So I drank. I stopped eating and I stopped taking my meds. By Sunday I was viciously sick. I threw the bottle away and managed to drive to the store for Pedialyte and protein shakes to replenish my nutrient-deprived body. But it didn’t work. I couldn’t keep anything down. Sunday passed in agony. Monday was the same. By then I knew I had to go to the hospital. I was getting dehydrated, and I was getting very, very distraught. Suicide seemed like the only answer. Wouldn’t that be wonderful, to simply stop existing? Because this, this wasn’t living. This was existing. And I didn’t want to any more.
But the universe didn’t want me to kill myself. And the cosmos sent the thing that saved my life. An instant message from Snarky Amber. Telling me that the new Amanda Palmer album was freaking amazing and that I HAD to download it RIGHT NOW OMG. And for some reason, I told her. I confessed that I had been drinking and that I was scared, so, so scared. And she convinced me to call my parents. She saved my life.
I waited for a bed in the psych ward. Two days in the ER, on a gurney in a hallway, with an IV and a thin blanket. Everyone who approached me I greeted with “let me die.” I begged. I pleaded. Please, just let me die. There were several times I almost got the point of pulling out my IV and running out the door to the street, waiting for a truck, and walking in front of it. When I wasn’t thinking about suicide, I was thinking about blood. I haven’t self-harmed in almost two years, but I had incredible images flashing through my head of cutting and cutting and cutting until I was awash in my own blood. It was a comforting thought.
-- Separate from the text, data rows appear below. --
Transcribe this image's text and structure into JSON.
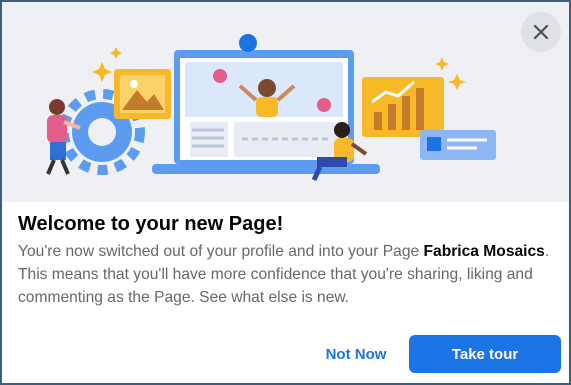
{
  "dialog": {
    "title": "Welcome to your new Page!",
    "body_before": "You're now switched out of your profile and into your Page ",
    "page_name": "Fabrica Mosaics",
    "body_after": ". This means that you'll have more confidence that you're sharing, liking and commenting as the Page. See what else is new.",
    "close_icon": "close-icon",
    "buttons": {
      "secondary_label": "Not Now",
      "primary_label": "Take tour"
    }
  },
  "colors": {
    "accent": "#1b74e4",
    "hero_bg": "#eef0f4",
    "border": "#3b5f7f",
    "title": "#050505",
    "body": "#65676b"
  }
}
I was in a full-on psychotic episode.
I was moved around for another day and a half, finally getting a bed on the psych unit on Thursday night. I was pumped full of sedatives, so I couldn’t feel enough to cry, but I would have if I could.
The next ten days I worked as hard as I could to put myself back together. I let the staff help me. My meds were adjusted, I worked the groups, and the suicidal ideation faded. It took a lot longer to get rid of the thoughts of cutting myself, and I’d be lying if I said those thoughts are gone now, but they’re manageable. I can live with them. I’m safe.
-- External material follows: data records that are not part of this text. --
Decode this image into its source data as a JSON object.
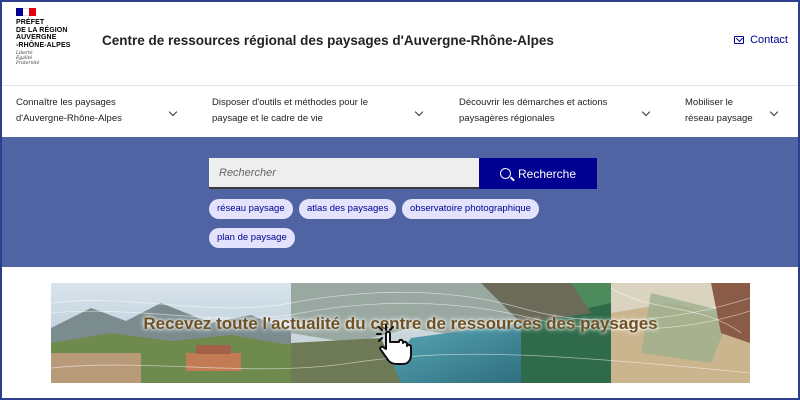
{
  "header": {
    "logo": {
      "lines": [
        "PRÉFET",
        "DE LA RÉGION",
        "AUVERGNE",
        "-RHÔNE-ALPES"
      ],
      "motto": [
        "Liberté",
        "Égalité",
        "Fraternité"
      ],
      "flag_colors": [
        "#000091",
        "#ffffff",
        "#e1000f"
      ]
    },
    "site_title": "Centre de ressources régional des paysages d'Auvergne-Rhône-Alpes",
    "contact_label": "Contact",
    "contact_icon": "mail-icon"
  },
  "nav": {
    "items": [
      {
        "line1": "Connaître les paysages",
        "line2": "d'Auvergne-Rhône-Alpes"
      },
      {
        "line1": "Disposer d'outils et méthodes pour le",
        "line2": "paysage et le cadre de vie"
      },
      {
        "line1": "Découvrir les démarches et actions",
        "line2": "paysagères régionales"
      },
      {
        "line1": "Mobiliser le",
        "line2": "réseau paysage"
      }
    ]
  },
  "search": {
    "placeholder": "Rechercher",
    "button_label": "Recherche",
    "tags": [
      "réseau paysage",
      "atlas des paysages",
      "observatoire photographique",
      "plan de paysage"
    ]
  },
  "banner": {
    "title": "Recevez toute l'actualité du centre de ressources des paysages"
  },
  "colors": {
    "accent": "#000091",
    "band": "#5064a4",
    "tag_bg": "#e3e3fd",
    "banner_text": "#6e5226"
  }
}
And I’m home. Not healed, but stable. And I’ll take that. I’ve pulled the plug on the pinball machine, but if it starts going off again, I know what to do. There is a reason there are crisis hotlines you can call 24/7. I’m putting mine on speed dial.